The Glass Industry and Manufacturing Business Insurance
The glass manufacturing industry produces a wide range of products with each manufacturer specializing in their own distinct type of glass product. The industry is mainly comprised of flat glass manufacturing (including laminated glass), pressed or blown glass, glassware (glass containers such as bottles and jars), and products manufactured from purchased glass, including mirrors, lighting, architectural glass and electronic glassware.
There are glass products in use in almost every walk of life. We drink our beverages from glasses, purchase windows for homes and businesses, even own and buy jewelry often partially made from glass. The applications for this product are endless, however there are also many risks involved in working with, and creating products made from glass. Brokers should discuss the need for manufacturing business insurance with their clients to cover them for risks and exposures associated with this industry.
Common Dangers Associated with Working with Glass
Obviously being cut while handling glass is a presumed danger, and with larger pieces of glass, an accident can result in a severe cut or laceration, even end up being the cause of death. But other dangers loom as well, such as the machinery used in creating glass products, and the microfibers resulting from the cutting of glass, which pose a health threat when inhaled.
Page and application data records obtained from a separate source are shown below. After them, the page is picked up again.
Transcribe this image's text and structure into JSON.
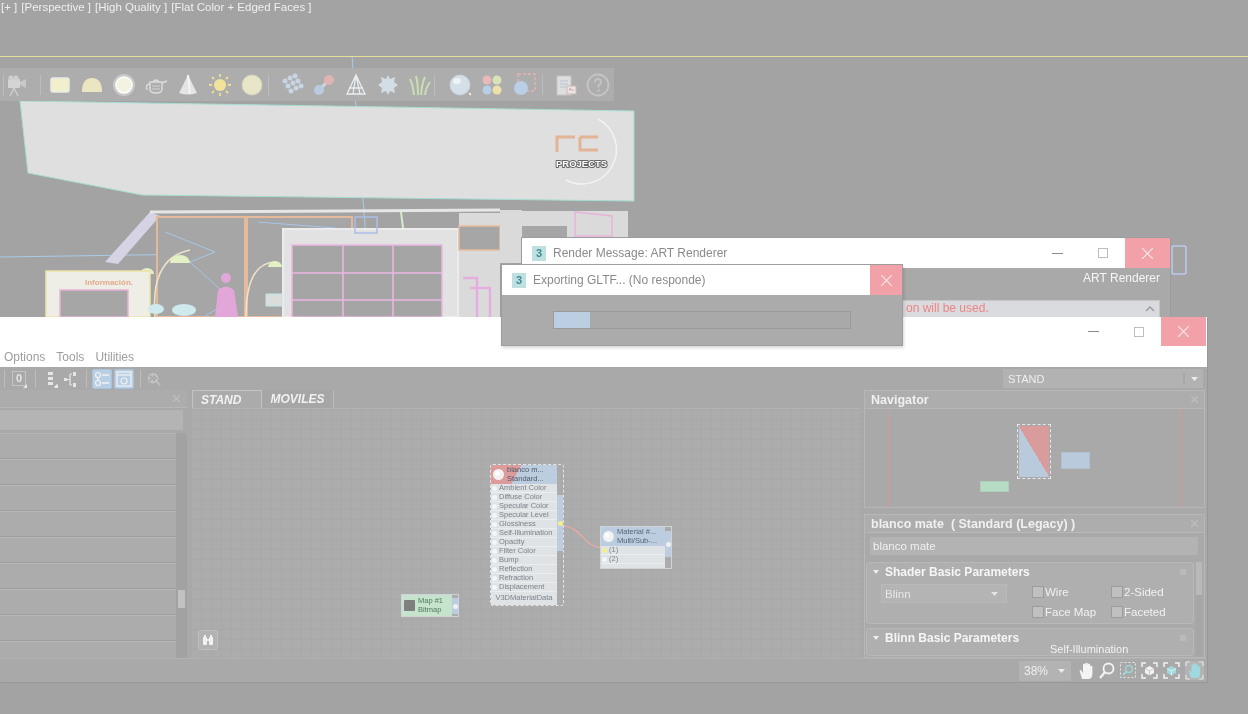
{
  "viewport": {
    "labels": [
      "[+ ]",
      "[Perspective ]",
      "[High Quality ]",
      "[Flat Color + Edged Faces ]"
    ],
    "logo_text": "PROJECTS",
    "desk_text": "Información."
  },
  "render_message": {
    "icon_label": "3",
    "title": "Render Message: ART Renderer",
    "renderer": "ART Renderer",
    "log": [
      "on will be used."
    ]
  },
  "export_dialog": {
    "icon_label": "3",
    "title": "Exporting GLTF... (No responde)",
    "progress": {
      "level": 0.12
    }
  },
  "slate_editor": {
    "menu": [
      "Options",
      "Tools",
      "Utilities"
    ],
    "toolbar": [
      {
        "kind": "channel",
        "label": "0",
        "on": false,
        "disabled": false
      },
      {
        "kind": "layout-vertical",
        "on": false,
        "disabled": false
      },
      {
        "kind": "layout-horizontal",
        "on": false,
        "disabled": false
      },
      {
        "kind": "slots",
        "on": true,
        "disabled": false
      },
      {
        "kind": "preview",
        "on": true,
        "disabled": false
      },
      {
        "kind": "checker",
        "on": false,
        "disabled": true
      }
    ],
    "view_select": "STAND",
    "tabs": [
      {
        "label": "STAND",
        "selected": true
      },
      {
        "label": "MOVILES",
        "selected": false
      }
    ],
    "nodes": [
      {
        "kind": "material",
        "title": "blanco m...",
        "subtitle": "Standard...",
        "selected": true,
        "output_connected": true,
        "slots": [
          {
            "label": "Ambient Color",
            "connected": false
          },
          {
            "label": "Diffuse Color",
            "connected": false
          },
          {
            "label": "Specular Color",
            "connected": false
          },
          {
            "label": "Specular Level",
            "connected": false
          },
          {
            "label": "Glossiness",
            "connected": false
          },
          {
            "label": "Self-Illumination",
            "connected": false
          },
          {
            "label": "Opacity",
            "connected": false
          },
          {
            "label": "Filter Color",
            "connected": false
          },
          {
            "label": "Bump",
            "connected": false
          },
          {
            "label": "Reflection",
            "connected": false
          },
          {
            "label": "Refraction",
            "connected": false
          },
          {
            "label": "Displacement",
            "connected": false
          }
        ],
        "footer": "V3DMaterialData"
      },
      {
        "kind": "multi",
        "title": "Material #...",
        "subtitle": "Multi/Sub-...",
        "selected": false,
        "output_connected": false,
        "slots": [
          {
            "label": "(1)",
            "connected": true
          },
          {
            "label": "(2)",
            "connected": false
          }
        ]
      },
      {
        "kind": "map",
        "title": "Map #1",
        "subtitle": "Bitmap",
        "selected": false,
        "output_connected": false
      }
    ],
    "navigator": {
      "title": "Navigator"
    },
    "parameters": {
      "title": "blanco mate  ( Standard (Legacy) )",
      "name": "blanco mate",
      "rollouts": [
        {
          "kind": "shader",
          "title": "Shader Basic Parameters",
          "expanded": true,
          "shader": "Blinn",
          "options": [
            {
              "label": "Wire",
              "checked": false
            },
            {
              "label": "2-Sided",
              "checked": false
            },
            {
              "label": "Face Map",
              "checked": false
            },
            {
              "label": "Faceted",
              "checked": false
            }
          ]
        },
        {
          "kind": "basic",
          "title": "Blinn Basic Parameters",
          "expanded": true,
          "field_label": "Self-Illumination"
        }
      ]
    },
    "zoom": "38%"
  }
}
These fibers can create problems breathing, and can also result in wheezing and coughing, along with more serious issues such as asthma, and nasal and skin irritations.
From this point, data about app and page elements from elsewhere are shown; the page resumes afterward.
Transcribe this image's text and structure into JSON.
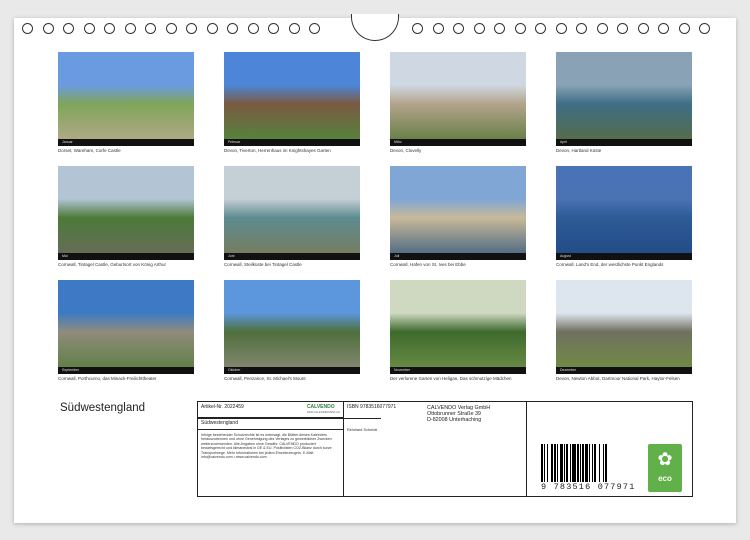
{
  "title": "Südwestengland",
  "photos": [
    {
      "month": "Januar",
      "caption": "Dorset, Wareham, Corfe Castle",
      "colors": [
        "#6a9be0",
        "#7fa55a",
        "#b9a98c"
      ]
    },
    {
      "month": "Februar",
      "caption": "Devon, Tiverton, Herrenhaus im Knightshayes Garten",
      "colors": [
        "#4d86d8",
        "#7a5a42",
        "#4f8a3a"
      ]
    },
    {
      "month": "März",
      "caption": "Devon, Clovelly",
      "colors": [
        "#cfd8e2",
        "#b4a48c",
        "#5b7a3c"
      ]
    },
    {
      "month": "April",
      "caption": "Devon, Hartland Küste",
      "colors": [
        "#8aa2b5",
        "#3e6f86",
        "#5a6b40"
      ]
    },
    {
      "month": "Mai",
      "caption": "Cornwall, Tintagel Castle, Geburtsort von König Arthur",
      "colors": [
        "#b3c4d4",
        "#4d7a3a",
        "#6a6a5c"
      ]
    },
    {
      "month": "Juni",
      "caption": "Cornwall, Steilküste bei Tintagel Castle",
      "colors": [
        "#c5cfd6",
        "#5d8c8f",
        "#7a7a58"
      ]
    },
    {
      "month": "Juli",
      "caption": "Cornwall, Hafen von St. Ives bei Ebbe",
      "colors": [
        "#7fa6d4",
        "#c8b99a",
        "#3c5f80"
      ]
    },
    {
      "month": "August",
      "caption": "Cornwall, Land's End, der westlichste Punkt Englands",
      "colors": [
        "#4a73b5",
        "#2e5a96",
        "#1f4a85"
      ]
    },
    {
      "month": "September",
      "caption": "Cornwall, Porthcurno, das Minack-Freilichttheater",
      "colors": [
        "#3d79c4",
        "#8f8c7c",
        "#5a7d3d"
      ]
    },
    {
      "month": "Oktober",
      "caption": "Cornwall, Penzance, St. Michael's Mount",
      "colors": [
        "#5c96dd",
        "#4f6f3c",
        "#8a8a78"
      ]
    },
    {
      "month": "November",
      "caption": "Der verlorene Garten von Heligan, Das schmutzige Mädchen",
      "colors": [
        "#cfd9c2",
        "#3e6b2d",
        "#6f8f48"
      ]
    },
    {
      "month": "Dezember",
      "caption": "Devon, Newton Abbot, Dartmoor National Park, Haytor-Felsen",
      "colors": [
        "#dde6ee",
        "#707060",
        "#6f8f3f"
      ]
    }
  ],
  "info": {
    "article_label": "Artikel-Nr. 2022459",
    "brand": "CALVENDO",
    "brand_sub": "DER KALENDERVERLAG",
    "calendar_title": "Südwestengland",
    "legal_text": "Infolge bestehender Schutzrechte ist es untersagt, die Blätter dieses Kalenders herauszutrennen und ohne Genehmigung des Verlages zu gewerblichen Zwecken weiterzuverwenden. Alle Angaben ohne Gewähr. CALVENDO produziert bedarfsgerecht und klimaneutral in DE & EU. Positivlisten CO2-Bilanz durch kurze Transportwege. Mehr Informationen bei jedem Einzelerzeugnis. E-Mail: info@calvendo.com • www.calvendo.com",
    "isbn_label": "ISBN 9783516077971",
    "author": "Reinhard Schmidt",
    "publisher_lines": [
      "CALVENDO Verlag GmbH",
      "Ottobrunner Straße 39",
      "D-82008 Unterhaching"
    ],
    "barcode_digits": "9 783516 077971",
    "eco_label": "eco"
  }
}
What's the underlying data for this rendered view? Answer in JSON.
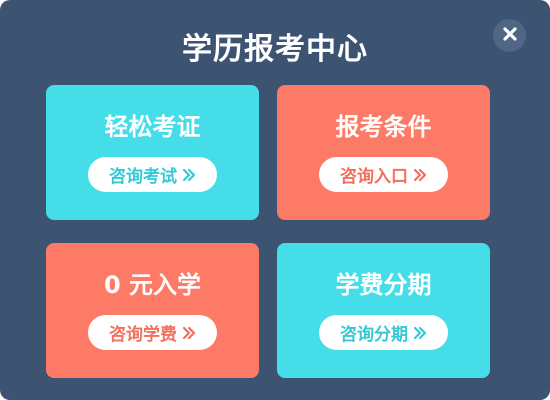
{
  "dialog": {
    "title": "学历报考中心",
    "close_label": "X"
  },
  "cards": [
    {
      "title": "轻松考证",
      "button_label": "咨询考试",
      "color": "#44dde8",
      "icon": "double-chevron-right-icon"
    },
    {
      "title": "报考条件",
      "button_label": "咨询入口",
      "color": "#fd7a67",
      "icon": "double-chevron-right-icon"
    },
    {
      "title": "0 元入学",
      "button_label": "咨询学费",
      "color": "#fd7a67",
      "icon": "double-chevron-right-icon"
    },
    {
      "title": "学费分期",
      "button_label": "咨询分期",
      "color": "#44dde8",
      "icon": "double-chevron-right-icon"
    }
  ],
  "colors": {
    "background": "#3c5372",
    "cyan": "#44dde8",
    "coral": "#fd7a67",
    "close_button": "#4f6685"
  }
}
Workers exposed to glass microfibers have been found to experience many of these symptoms and could become too ill to work due to constant exposure. Proper protective wear, such as goggles and masks, should be worn, particularly when working for extended periods of time.
Additional Risks Associated with Glasswork
High temperatures, toxic dust, and moving machinery parts are the main health and safety issues that are a source of concern. The heavy machinery involved in glass and ceramic manufacturing must be properly operated at all times. Many of the production processes expose workers to high temperatures and solvents. The associated risks to the health and lives of workers can be mitigated through training, protective equipment and technical measures.
The gaseous emissions from kilns and furnaces may contain toxic substances, such as hydrocarbons and fluorides. Fluorides in particular can pose a serious risk to human health. Brokers can help by their clients by providing the proper manufacturing business insurance coverage for workers compensation for employees who may be subjected to all types of exposures and hazards related to this industry.